**WORK ORDER:** Go through the lines below. Copy those with "structured".

**AVAILABLE DATA:**
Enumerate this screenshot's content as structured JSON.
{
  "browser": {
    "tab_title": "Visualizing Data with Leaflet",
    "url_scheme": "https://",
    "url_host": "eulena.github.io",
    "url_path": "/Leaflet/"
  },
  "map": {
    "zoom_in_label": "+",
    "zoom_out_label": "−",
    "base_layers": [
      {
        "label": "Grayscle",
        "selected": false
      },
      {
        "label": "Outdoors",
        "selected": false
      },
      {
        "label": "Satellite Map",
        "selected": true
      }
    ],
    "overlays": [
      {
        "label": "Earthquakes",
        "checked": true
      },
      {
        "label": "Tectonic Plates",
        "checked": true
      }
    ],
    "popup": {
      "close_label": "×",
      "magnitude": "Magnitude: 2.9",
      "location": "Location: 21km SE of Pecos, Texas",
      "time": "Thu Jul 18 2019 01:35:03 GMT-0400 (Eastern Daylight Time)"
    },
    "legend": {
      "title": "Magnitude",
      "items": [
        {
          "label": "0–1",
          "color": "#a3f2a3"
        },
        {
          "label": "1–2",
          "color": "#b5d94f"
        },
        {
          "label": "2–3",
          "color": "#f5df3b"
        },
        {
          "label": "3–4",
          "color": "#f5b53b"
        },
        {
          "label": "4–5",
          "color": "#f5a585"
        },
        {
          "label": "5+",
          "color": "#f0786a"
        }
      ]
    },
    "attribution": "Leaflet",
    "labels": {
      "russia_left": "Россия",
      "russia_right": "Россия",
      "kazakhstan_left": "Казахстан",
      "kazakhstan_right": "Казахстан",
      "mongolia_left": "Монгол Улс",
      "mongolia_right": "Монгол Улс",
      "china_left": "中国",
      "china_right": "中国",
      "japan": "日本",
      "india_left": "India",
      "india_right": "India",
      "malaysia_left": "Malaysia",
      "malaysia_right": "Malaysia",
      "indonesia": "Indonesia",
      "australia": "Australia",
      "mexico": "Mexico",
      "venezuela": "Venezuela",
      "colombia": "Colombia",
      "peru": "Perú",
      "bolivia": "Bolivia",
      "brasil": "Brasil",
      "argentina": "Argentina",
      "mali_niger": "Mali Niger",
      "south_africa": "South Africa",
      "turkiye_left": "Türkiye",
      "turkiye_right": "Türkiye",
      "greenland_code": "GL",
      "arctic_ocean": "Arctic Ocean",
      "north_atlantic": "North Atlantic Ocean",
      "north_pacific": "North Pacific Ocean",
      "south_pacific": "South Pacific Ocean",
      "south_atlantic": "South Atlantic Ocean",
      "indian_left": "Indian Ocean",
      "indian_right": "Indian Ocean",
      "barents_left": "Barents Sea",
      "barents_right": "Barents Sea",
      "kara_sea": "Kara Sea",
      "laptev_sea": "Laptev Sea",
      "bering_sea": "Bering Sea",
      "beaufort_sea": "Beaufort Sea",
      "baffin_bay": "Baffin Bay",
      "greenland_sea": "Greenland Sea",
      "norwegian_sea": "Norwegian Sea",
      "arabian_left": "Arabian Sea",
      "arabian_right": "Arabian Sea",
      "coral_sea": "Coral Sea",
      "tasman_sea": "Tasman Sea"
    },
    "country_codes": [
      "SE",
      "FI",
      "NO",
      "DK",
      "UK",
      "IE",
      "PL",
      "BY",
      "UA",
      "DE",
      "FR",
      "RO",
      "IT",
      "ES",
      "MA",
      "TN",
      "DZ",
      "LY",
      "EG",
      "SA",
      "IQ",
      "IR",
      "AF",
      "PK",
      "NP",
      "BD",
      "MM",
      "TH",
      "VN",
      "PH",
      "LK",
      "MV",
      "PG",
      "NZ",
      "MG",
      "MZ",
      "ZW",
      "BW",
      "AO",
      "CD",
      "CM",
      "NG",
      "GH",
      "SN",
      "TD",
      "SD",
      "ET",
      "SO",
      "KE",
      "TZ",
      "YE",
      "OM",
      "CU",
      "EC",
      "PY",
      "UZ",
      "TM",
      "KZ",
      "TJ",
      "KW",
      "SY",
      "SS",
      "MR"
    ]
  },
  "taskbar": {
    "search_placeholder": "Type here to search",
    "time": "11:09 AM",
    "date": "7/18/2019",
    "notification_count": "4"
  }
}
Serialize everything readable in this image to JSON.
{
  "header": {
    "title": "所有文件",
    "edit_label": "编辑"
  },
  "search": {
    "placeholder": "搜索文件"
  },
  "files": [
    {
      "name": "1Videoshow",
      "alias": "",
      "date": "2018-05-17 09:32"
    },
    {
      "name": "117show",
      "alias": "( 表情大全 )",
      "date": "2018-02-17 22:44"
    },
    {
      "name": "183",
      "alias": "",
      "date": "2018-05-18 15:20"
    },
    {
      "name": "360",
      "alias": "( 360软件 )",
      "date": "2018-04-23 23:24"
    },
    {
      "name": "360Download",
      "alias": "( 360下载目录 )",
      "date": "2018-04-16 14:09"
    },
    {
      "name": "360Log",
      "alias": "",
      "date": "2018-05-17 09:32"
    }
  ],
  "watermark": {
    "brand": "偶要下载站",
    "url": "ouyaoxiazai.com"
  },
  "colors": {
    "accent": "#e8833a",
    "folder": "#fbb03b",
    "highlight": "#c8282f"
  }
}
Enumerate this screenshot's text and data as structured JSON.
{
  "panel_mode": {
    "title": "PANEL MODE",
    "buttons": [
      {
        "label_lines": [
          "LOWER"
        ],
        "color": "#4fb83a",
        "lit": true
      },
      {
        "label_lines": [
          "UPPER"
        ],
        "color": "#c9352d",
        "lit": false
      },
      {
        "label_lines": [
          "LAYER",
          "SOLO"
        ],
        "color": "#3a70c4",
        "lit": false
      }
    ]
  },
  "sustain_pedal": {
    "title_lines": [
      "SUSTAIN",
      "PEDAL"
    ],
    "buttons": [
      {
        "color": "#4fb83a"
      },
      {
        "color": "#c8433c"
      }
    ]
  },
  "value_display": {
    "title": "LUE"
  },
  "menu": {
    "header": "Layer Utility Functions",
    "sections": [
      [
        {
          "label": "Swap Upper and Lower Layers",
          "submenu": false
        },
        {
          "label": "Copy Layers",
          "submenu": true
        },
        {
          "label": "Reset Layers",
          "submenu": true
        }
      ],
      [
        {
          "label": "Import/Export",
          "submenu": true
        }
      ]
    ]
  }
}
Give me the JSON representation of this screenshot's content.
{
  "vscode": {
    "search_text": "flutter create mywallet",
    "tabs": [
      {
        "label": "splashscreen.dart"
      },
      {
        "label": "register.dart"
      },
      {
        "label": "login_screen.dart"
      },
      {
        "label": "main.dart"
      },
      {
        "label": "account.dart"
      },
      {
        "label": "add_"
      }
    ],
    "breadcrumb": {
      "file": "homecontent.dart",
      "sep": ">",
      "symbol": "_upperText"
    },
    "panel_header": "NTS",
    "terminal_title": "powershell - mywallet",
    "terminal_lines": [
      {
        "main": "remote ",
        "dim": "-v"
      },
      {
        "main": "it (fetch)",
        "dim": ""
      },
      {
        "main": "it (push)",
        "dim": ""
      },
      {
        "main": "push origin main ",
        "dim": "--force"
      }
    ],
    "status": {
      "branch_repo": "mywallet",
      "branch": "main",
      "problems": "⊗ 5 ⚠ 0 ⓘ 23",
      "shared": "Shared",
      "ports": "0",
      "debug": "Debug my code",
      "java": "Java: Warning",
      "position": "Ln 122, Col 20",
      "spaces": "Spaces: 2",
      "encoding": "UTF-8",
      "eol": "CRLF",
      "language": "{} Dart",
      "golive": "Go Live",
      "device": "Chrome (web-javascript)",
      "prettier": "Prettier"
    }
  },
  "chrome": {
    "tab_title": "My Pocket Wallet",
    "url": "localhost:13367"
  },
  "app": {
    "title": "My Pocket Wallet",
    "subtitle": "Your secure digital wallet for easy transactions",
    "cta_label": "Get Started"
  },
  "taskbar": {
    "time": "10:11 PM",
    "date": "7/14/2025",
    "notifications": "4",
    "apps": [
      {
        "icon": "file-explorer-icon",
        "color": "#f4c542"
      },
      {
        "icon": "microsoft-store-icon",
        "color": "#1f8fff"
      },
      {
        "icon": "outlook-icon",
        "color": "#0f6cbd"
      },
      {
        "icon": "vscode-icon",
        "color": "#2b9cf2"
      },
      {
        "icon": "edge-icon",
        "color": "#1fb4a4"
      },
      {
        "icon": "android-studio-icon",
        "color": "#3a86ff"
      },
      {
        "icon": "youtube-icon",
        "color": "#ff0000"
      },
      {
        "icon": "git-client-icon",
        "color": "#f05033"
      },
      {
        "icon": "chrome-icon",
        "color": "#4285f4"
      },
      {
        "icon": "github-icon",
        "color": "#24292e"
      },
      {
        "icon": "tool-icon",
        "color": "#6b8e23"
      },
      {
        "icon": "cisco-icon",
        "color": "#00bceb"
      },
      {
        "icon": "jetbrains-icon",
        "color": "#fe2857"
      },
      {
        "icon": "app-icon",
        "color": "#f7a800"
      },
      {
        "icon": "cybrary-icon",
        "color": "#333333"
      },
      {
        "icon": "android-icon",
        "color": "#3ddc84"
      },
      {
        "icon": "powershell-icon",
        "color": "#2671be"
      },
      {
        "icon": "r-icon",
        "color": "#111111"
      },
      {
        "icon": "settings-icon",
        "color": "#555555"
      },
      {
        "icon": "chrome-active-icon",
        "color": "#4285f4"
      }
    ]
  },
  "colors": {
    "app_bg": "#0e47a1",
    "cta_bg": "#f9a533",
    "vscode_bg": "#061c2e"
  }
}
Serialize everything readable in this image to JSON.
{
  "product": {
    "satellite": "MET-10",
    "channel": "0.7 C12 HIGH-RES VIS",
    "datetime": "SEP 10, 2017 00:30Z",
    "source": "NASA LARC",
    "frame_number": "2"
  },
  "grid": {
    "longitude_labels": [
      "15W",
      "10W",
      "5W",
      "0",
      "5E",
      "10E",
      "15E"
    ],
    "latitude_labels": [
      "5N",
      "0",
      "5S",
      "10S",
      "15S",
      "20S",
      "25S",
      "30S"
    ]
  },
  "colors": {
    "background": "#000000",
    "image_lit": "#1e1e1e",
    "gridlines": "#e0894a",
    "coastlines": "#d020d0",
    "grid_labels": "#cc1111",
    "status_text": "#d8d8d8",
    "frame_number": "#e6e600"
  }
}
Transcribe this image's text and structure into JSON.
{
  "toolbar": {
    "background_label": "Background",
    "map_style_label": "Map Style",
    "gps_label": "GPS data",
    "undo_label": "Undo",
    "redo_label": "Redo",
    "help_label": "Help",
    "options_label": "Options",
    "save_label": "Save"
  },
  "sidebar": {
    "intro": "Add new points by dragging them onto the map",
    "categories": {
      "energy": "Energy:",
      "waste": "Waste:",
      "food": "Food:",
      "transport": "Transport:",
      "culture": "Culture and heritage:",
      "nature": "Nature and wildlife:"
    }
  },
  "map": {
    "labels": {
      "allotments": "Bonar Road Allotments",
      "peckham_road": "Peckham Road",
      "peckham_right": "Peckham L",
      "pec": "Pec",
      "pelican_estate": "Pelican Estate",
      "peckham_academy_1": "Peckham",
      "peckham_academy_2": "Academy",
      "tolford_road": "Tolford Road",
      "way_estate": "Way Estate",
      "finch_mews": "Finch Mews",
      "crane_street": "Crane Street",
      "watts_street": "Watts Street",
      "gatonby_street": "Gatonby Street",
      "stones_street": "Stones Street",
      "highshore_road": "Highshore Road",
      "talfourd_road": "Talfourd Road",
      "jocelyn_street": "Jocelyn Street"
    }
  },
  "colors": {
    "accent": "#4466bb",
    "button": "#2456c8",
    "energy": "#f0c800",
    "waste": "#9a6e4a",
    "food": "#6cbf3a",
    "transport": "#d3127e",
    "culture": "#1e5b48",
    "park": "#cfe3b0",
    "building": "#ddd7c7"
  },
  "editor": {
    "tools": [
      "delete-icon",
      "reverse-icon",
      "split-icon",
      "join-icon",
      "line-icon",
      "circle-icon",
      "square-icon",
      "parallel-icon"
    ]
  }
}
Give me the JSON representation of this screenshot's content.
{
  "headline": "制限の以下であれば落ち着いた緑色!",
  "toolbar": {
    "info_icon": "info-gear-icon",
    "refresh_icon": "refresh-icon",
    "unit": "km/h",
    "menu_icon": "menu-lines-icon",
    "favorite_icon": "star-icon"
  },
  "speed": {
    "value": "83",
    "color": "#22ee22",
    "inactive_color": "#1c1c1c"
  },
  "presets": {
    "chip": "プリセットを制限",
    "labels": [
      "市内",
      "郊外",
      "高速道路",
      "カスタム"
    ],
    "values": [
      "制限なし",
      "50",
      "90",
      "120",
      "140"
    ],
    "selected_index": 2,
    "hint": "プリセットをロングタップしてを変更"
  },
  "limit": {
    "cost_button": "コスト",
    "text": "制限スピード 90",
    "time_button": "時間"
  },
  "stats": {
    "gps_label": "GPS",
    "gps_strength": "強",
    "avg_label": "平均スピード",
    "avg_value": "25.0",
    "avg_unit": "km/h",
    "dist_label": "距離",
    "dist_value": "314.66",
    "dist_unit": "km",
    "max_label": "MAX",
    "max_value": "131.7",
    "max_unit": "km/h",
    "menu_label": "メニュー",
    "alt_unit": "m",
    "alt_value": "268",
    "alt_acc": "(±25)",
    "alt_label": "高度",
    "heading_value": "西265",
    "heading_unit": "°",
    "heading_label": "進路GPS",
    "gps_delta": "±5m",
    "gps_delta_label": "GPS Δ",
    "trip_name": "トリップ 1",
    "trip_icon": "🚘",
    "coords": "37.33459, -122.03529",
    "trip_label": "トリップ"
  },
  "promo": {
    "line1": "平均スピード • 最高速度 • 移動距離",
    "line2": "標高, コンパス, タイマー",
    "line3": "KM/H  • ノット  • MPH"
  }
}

**ANSWER BELOW:**
Enumerate this screenshot's content as structured JSON.
Enumerate this screenshot's text and data as structured JSON.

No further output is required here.